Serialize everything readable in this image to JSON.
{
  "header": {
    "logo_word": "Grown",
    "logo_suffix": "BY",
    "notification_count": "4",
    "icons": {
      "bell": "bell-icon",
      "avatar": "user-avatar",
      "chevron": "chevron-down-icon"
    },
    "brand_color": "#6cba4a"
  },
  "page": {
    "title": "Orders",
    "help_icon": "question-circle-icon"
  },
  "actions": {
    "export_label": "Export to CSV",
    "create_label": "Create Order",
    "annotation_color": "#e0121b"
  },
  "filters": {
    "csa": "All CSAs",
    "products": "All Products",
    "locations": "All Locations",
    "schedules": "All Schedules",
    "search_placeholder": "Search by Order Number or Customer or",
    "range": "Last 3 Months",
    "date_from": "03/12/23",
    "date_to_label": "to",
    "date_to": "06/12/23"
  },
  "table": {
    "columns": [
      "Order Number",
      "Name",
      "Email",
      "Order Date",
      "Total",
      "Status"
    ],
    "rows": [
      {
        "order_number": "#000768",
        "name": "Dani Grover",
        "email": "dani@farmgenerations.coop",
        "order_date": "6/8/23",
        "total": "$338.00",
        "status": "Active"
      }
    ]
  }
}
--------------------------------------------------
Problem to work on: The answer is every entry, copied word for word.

Completed exercise:
Serialize everything readable in this image to JSON.
{
  "header": {
    "logo_word": "Grown",
    "logo_suffix": "BY",
    "notification_count": "4",
    "icons": {
      "bell": "bell-icon",
      "avatar": "user-avatar",
      "chevron": "chevron-down-icon"
    },
    "brand_color": "#6cba4a"
  },
  "page": {
    "title": "Orders",
    "help_icon": "question-circle-icon"
  },
  "actions": {
    "export_label": "Export to CSV",
    "create_label": "Create Order",
    "annotation_color": "#e0121b"
  },
  "filters": {
    "csa": "All CSAs",
    "products": "All Products",
    "locations": "All Locations",
    "schedules": "All Schedules",
    "search_placeholder": "Search by Order Number or Customer or",
    "range": "Last 3 Months",
    "date_from": "03/12/23",
    "date_to_label": "to",
    "date_to": "06/12/23"
  },
  "table": {
    "columns": [
      "Order Number",
      "Name",
      "Email",
      "Order Date",
      "Total",
      "Status"
    ],
    "rows": [
      {
        "order_number": "#000768",
        "name": "Dani Grover",
        "email": "dani@farmgenerations.coop",
        "order_date": "6/8/23",
        "total": "$338.00",
        "status": "Active"
      }
    ]
  }
}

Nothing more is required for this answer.